Fireworks Stock image

Upon hearing that the fireworks show was cancelled again, the looks on the kids’ faces were that of despair and disappointment. “The supply chain really sucks, Grandpa,’ to which my reply was that it did. How could I explain this to my 7-year-old grandson? How did he know what a supply chain was?

Yet due to lingering supply chain disruptions, the skies of quite a few cities were dark for a third consecutive year ­­­– we were not the only ones.

China produces most of the fireworks used in the United States. According to Julie Heckman of the National Pyrotechnics Association, China provides around 70% of the professional-grade fireworks used in fireworks shows. For commercial products, such as sparklers and bottle rockets, that percentage goes up to 94%, according to Forbes.

In April and May of this year, China had imposed strict COVID-19 lockdowns in many cities, including Shanghai, causing severe delays in the global supply chain. Export goods are piling up at ports as shipping rates skyrocket and labor shortages continue. In addition, the Ukraine crisis has pushed up oil prices, making the already high shipping cost even higher. For example, in 2019, it cost about $9,800 a container; this year it has skyrocketed to about $36,000.

Needless to say, the lingering effects of the supply chain disruption felt by various industries will remain well into the foreseeable future.

The best one can do at this point is to mitigate the effects of the disruption on your business. I know of a couple of Wisconsin companies that have peered into the crystal ball and made changes in their business models to position themselves as leaders as the potential for a recession looms. – You can, too. Here’s what I’ve learned:

  1. Realize early that change is necessary.
  2. Create a focused strategy for new export markets (remember if they are not able to get it from China, then perhaps they should buy it from you).
  3. Create strategic partnerships with complementary (non-competing) companies in your market.
  4. Share resources where possible.
  5. Cultivate relationships especially with your freight forwarder or preferred trucking company.

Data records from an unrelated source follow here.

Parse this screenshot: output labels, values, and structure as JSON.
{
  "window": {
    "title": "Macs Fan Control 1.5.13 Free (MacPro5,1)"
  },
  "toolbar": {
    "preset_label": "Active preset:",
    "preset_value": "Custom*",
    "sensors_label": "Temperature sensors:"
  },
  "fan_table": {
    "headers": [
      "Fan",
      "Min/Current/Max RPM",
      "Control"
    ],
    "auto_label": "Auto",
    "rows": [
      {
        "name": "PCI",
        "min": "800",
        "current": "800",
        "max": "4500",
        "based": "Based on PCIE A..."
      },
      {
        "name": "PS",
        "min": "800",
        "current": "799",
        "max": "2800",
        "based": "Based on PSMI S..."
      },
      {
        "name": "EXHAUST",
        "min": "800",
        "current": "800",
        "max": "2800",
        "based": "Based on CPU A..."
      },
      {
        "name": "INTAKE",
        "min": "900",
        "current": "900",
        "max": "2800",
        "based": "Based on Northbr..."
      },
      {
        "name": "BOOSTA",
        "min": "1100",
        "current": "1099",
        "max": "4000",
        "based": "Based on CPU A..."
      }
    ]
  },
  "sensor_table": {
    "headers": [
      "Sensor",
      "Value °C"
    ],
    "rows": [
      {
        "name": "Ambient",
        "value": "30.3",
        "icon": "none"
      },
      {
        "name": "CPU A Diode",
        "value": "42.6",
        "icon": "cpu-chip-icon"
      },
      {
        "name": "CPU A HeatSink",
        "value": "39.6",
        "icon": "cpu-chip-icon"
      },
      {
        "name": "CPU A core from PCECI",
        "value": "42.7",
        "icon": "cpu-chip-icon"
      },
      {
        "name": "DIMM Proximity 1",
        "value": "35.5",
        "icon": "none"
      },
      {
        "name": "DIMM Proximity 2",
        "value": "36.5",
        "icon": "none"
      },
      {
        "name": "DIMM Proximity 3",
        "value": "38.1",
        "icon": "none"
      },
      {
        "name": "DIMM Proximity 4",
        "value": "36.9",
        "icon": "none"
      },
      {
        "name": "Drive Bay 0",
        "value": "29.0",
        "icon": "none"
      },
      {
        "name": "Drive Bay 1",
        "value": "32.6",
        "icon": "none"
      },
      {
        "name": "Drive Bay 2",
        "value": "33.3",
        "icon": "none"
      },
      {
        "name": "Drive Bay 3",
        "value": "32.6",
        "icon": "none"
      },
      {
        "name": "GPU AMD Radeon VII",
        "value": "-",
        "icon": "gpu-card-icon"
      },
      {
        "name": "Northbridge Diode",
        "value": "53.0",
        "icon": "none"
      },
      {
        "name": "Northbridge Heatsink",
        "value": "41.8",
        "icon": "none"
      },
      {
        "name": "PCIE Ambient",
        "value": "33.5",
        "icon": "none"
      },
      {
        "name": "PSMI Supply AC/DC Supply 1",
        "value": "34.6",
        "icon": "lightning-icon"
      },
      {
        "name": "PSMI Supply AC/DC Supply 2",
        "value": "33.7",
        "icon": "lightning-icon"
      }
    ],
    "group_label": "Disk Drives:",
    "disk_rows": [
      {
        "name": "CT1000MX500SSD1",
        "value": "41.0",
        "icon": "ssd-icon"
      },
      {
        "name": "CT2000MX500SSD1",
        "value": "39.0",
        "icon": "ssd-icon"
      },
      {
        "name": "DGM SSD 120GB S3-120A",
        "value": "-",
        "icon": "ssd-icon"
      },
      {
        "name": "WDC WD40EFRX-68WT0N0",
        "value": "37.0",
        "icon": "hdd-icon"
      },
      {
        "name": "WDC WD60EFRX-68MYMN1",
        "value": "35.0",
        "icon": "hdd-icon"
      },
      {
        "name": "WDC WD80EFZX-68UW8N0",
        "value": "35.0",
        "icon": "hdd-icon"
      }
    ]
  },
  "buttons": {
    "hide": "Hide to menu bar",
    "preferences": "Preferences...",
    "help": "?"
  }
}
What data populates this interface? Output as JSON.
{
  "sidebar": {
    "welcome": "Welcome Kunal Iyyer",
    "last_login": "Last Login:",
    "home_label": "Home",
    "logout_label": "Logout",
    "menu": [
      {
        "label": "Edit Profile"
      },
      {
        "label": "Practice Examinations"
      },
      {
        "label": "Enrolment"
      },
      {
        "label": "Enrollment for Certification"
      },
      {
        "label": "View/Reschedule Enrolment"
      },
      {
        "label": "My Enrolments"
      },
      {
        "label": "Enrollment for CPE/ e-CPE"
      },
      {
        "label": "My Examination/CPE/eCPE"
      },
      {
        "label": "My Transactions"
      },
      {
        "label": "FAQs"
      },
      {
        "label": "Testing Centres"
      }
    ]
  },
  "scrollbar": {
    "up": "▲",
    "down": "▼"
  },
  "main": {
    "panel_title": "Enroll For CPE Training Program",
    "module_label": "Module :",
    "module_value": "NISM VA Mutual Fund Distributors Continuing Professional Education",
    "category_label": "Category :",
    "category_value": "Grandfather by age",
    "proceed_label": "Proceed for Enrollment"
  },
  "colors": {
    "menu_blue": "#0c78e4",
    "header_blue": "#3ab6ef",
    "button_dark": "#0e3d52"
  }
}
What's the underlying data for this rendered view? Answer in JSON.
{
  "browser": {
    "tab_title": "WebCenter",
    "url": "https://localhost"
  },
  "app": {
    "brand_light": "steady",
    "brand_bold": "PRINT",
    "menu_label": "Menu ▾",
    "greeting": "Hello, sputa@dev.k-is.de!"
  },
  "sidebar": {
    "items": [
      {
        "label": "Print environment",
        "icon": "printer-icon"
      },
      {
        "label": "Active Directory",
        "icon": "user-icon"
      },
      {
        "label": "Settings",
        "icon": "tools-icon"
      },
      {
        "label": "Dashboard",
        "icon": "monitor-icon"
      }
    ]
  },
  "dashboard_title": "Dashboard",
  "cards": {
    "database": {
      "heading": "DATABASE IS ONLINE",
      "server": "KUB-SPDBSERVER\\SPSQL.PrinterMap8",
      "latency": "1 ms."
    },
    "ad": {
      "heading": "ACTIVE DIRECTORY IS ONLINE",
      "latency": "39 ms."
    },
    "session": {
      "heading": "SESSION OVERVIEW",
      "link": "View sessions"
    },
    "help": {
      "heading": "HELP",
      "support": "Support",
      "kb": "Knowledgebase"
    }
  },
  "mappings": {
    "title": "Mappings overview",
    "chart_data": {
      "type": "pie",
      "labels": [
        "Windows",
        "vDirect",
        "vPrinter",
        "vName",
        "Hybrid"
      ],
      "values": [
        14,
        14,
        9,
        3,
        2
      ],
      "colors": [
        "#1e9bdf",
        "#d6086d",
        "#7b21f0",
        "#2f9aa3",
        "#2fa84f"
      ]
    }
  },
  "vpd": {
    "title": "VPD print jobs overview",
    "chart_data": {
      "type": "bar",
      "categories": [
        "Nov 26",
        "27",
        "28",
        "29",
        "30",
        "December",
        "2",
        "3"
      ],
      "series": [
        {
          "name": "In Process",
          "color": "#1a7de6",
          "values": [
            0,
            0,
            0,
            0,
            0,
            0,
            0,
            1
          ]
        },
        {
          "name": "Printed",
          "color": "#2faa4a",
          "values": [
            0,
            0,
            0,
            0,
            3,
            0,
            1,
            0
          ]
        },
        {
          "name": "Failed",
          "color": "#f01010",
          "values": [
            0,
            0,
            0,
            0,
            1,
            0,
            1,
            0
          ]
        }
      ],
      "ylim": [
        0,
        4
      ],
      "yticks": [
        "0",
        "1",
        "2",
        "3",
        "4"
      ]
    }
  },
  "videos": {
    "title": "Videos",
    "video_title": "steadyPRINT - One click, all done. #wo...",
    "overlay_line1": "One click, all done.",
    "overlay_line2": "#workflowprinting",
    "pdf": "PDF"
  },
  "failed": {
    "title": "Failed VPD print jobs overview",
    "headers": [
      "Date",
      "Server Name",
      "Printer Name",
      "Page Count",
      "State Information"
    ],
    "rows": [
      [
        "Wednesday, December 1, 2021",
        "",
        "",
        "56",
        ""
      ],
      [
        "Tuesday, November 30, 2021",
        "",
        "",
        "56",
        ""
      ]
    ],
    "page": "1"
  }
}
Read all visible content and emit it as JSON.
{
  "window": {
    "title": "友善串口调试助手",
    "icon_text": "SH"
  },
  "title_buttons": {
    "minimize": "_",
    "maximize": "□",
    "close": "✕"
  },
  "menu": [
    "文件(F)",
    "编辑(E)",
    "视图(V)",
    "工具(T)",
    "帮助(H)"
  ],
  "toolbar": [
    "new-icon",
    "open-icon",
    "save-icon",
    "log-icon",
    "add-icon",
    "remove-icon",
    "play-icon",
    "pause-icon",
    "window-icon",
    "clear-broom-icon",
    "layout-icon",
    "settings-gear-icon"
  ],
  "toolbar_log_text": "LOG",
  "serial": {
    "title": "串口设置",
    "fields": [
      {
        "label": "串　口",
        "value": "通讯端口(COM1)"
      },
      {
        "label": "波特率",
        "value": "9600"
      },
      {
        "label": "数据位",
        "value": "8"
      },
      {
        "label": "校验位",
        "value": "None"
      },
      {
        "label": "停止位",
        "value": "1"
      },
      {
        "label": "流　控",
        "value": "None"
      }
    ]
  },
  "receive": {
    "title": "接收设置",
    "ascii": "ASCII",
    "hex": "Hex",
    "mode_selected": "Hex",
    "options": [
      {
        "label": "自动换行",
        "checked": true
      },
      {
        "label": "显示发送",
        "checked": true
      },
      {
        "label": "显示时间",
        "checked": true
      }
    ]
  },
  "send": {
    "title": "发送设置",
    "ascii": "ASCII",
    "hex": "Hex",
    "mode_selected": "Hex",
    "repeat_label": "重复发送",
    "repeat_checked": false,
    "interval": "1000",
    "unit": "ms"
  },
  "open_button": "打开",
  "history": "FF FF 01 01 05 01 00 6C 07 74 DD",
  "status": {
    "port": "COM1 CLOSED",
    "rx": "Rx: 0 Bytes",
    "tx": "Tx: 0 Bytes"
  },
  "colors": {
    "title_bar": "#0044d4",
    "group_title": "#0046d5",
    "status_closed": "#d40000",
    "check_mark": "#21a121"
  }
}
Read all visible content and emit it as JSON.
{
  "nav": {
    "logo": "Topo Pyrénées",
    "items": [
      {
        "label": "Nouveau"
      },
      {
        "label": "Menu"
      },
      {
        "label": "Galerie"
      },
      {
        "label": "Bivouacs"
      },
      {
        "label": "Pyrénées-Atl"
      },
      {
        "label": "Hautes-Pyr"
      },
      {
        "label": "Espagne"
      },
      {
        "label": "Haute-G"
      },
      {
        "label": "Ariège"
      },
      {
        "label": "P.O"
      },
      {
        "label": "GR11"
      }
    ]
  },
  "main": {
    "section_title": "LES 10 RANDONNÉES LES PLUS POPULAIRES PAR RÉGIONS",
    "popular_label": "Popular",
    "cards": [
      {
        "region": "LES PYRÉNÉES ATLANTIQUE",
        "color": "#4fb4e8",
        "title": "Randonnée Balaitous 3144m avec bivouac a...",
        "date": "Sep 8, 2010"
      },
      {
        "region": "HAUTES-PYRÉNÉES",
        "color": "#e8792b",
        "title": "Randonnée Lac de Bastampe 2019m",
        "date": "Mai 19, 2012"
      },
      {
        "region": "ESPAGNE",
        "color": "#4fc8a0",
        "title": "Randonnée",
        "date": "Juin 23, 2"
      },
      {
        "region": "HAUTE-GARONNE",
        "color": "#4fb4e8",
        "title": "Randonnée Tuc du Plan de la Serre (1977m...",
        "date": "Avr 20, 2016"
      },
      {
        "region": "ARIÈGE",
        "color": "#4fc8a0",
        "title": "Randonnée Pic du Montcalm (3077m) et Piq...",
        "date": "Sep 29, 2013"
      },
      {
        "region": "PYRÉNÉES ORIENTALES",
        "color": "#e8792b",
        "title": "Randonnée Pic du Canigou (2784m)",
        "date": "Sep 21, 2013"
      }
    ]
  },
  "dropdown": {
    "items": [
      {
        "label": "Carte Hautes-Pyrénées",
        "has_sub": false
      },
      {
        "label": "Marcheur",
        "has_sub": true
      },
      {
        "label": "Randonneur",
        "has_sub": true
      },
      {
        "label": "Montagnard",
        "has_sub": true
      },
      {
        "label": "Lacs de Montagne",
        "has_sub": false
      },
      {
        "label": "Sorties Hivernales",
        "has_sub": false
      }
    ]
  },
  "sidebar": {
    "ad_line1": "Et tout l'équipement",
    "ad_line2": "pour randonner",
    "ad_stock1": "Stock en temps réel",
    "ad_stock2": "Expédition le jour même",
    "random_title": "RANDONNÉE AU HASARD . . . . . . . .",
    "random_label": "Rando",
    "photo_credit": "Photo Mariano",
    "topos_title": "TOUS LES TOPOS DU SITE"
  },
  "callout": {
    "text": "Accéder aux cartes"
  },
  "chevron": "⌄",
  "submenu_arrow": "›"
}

It is critical to look at everything to see how it will affect your business. Tornadoes, typhoons, earthquakes, alien invasions, fiscal solvency of your partner and more. These factors will all affect your future if you are not prepared for them. Successful companies are prepared; they anticipate threats and plan for all eventualities. My 30+ years in supply chain management have taught me to anticipate the impact of the weather, illness, labor unrest and public discord. It didn’t prepare me for a global pandemic, but the recovery skills are the same.